There are some areas where additional forces and capabilities appear to be an urgent need. These have relatively few personnel, compared with the forces of conventional war-fighting ?- armored divisions, fighting wings or carrier battle groups -? and so, expansion does not present a politically painful zero-sum resource allocation decision. There is only one U.S. Army 5th Special Forces Group — specialists in Middle East and South Asia operations. Even with their National Guard backup from the 19th Special Forces Group, stretching them too thin is only going to lead to the skilled personnel that were instrumental to the successes of U.S. special operations forces in Afghanistan and Iraq leaving the service. The Air Force’s intelligence, surveillance and reconnaissance (ISR) aircraft and their associated ground elements are likely to remain committed to a high operational tempo despite the end of their 1990s-era mission to contain Saddam Hussein’s Iraq. The other services have comparable high-value assets that cannot be improvised. If you are going to need more tomorrow, invest in them today. These are the areas where the investment of defense dollars will likely yield the best short-term return. Before deciding whether the military needs to be made larger and accepting the costs that entails, we should see how it can be made more effective to meet the unique demands of the war on terrorism.
This war is unlike any other we have had to fight. The U.S. needs to be open to new ways of achieving the capabilities needed to win it. This includes deploying leaders, staffs and headquarters that are capable of performing the complex operations required to turn battlefield success into long-lasting victory. An ability to work with U.S. government, civil sector, host nation and coalition and contractor assets is more valuable in Iraq today than finely-planned fire and maneuvers. This involves dealing with missions the military had sought to avoid since the commitment to South Vietnam started to wind down in 1970. Investments in developing effective doctrine and capabilities for such contingencies while maintaining the combat edge are likely to present a better return than additional force structure.

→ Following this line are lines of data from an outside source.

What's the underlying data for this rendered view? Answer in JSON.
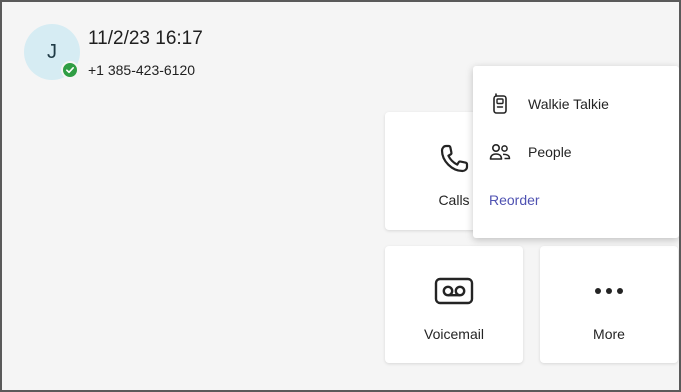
{
  "header": {
    "avatar_initial": "J",
    "title": "11/2/23 16:17",
    "phone_number": "+1 385-423-6120",
    "presence_status": "available"
  },
  "tiles": {
    "calls": {
      "label": "Calls",
      "icon": "phone-icon"
    },
    "voicemail": {
      "label": "Voicemail",
      "icon": "voicemail-icon"
    },
    "more": {
      "label": "More",
      "icon": "more-dots-icon"
    }
  },
  "menu": {
    "items": [
      {
        "label": "Walkie Talkie",
        "icon": "walkie-talkie-icon"
      },
      {
        "label": "People",
        "icon": "people-icon"
      }
    ],
    "reorder_label": "Reorder"
  },
  "colors": {
    "avatar_bg": "#d6ecf3",
    "presence_available": "#2f9e44",
    "accent_link": "#4f52b2",
    "background": "#f5f5f5"
  }
}
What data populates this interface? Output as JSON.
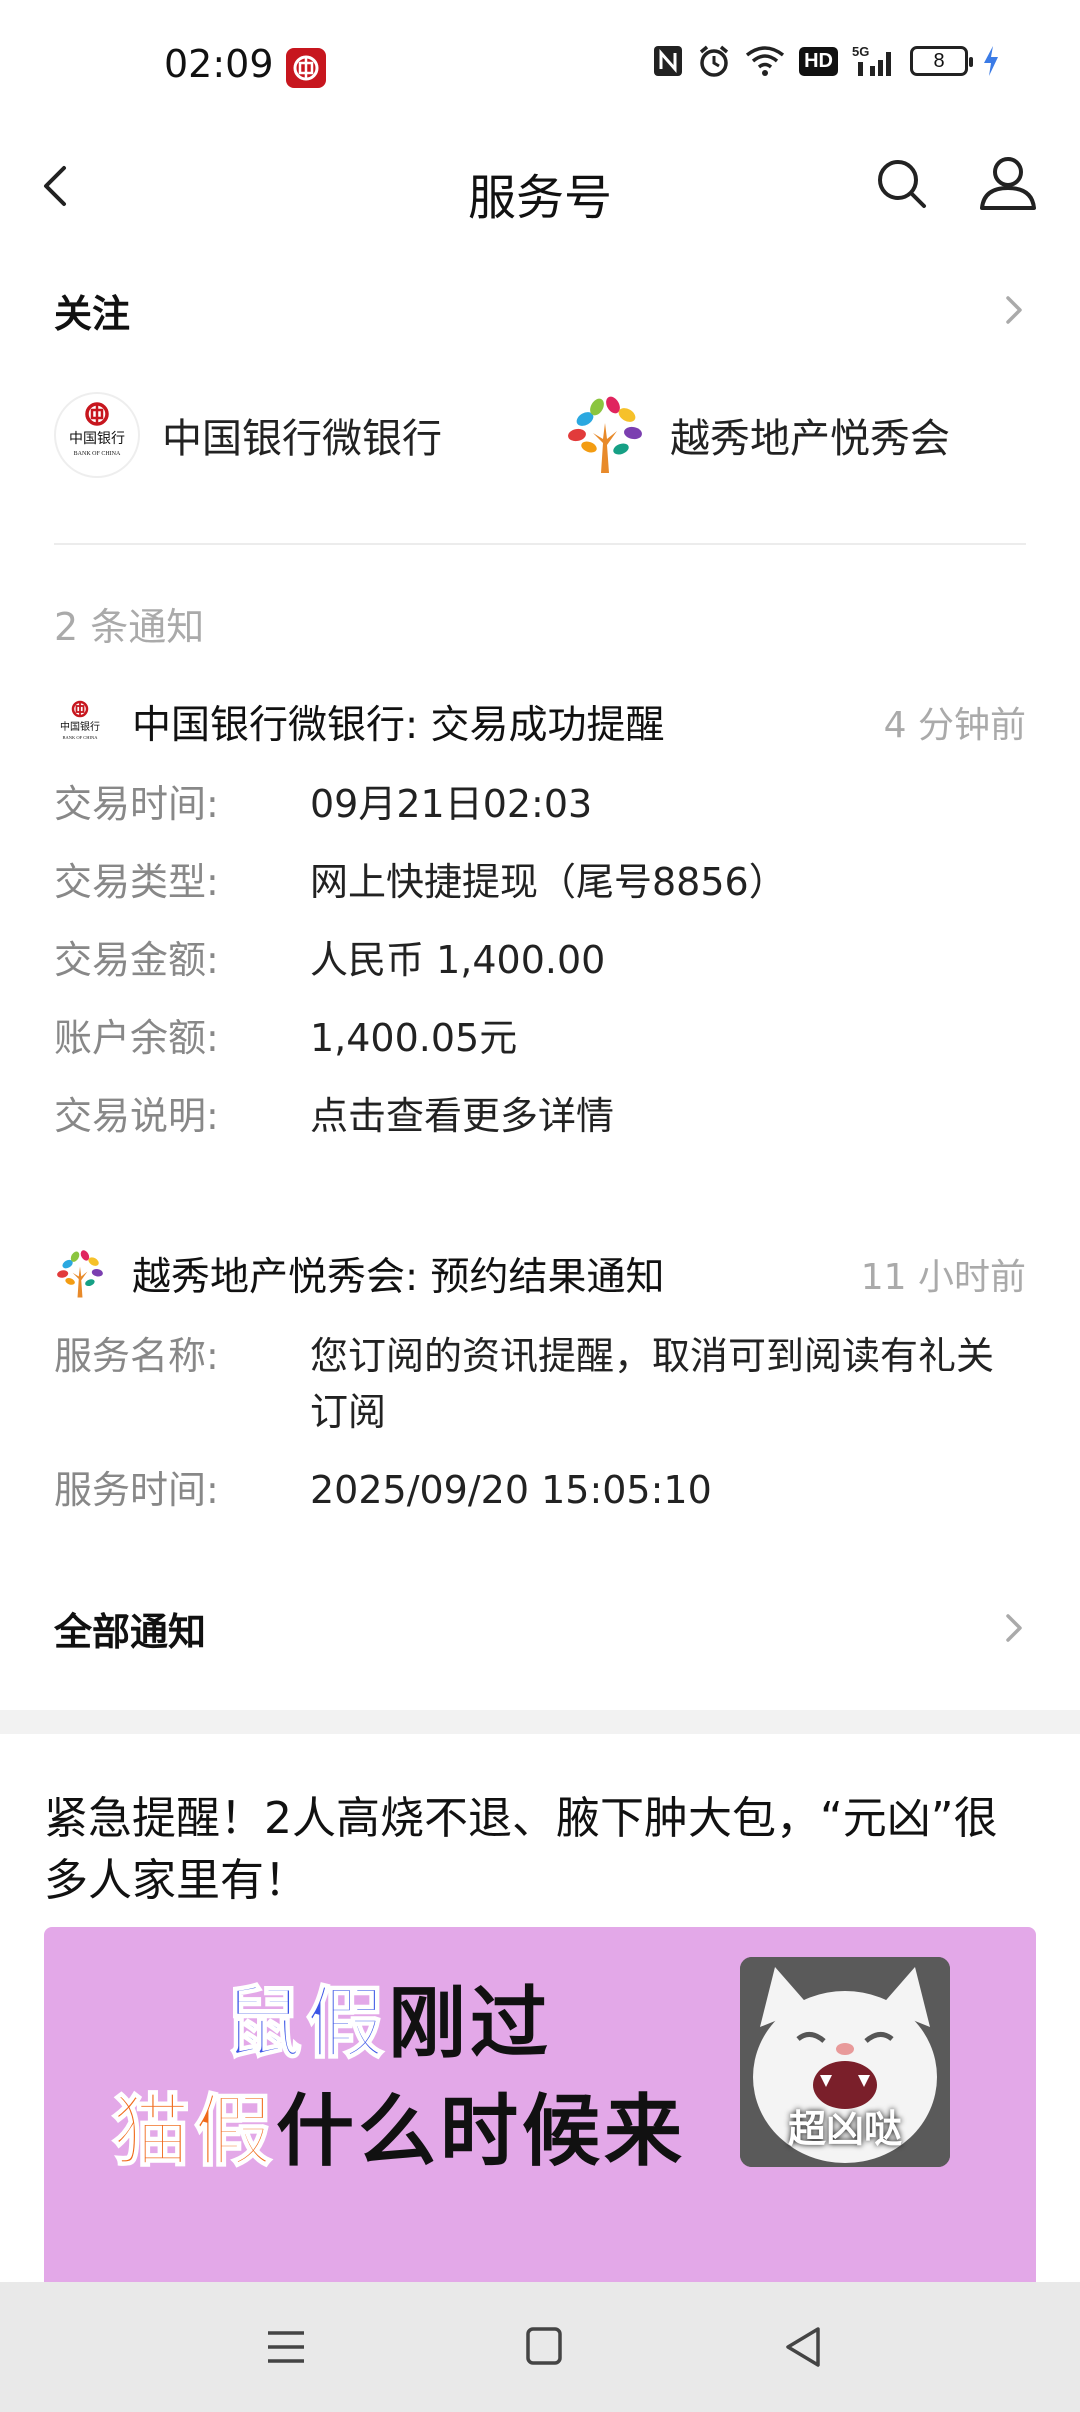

After every war, the natural tendency is for the American electorate to want to “bring the troops home” regardless of the international situation. The U.S. military is, and will likely remain, a war-fighting force. But war-fighting by itself can only yield a meaningful victory when it can mesh with political, diplomatic, developmental and other components of an effective national policy. Investing in the forces we need to help make the transition from U.S. anti-terrorist operations to supporting new, friendly, host-nation governments will demonstrate that Washington has the will and the capability to remain committed in Iraq and Afghanistan.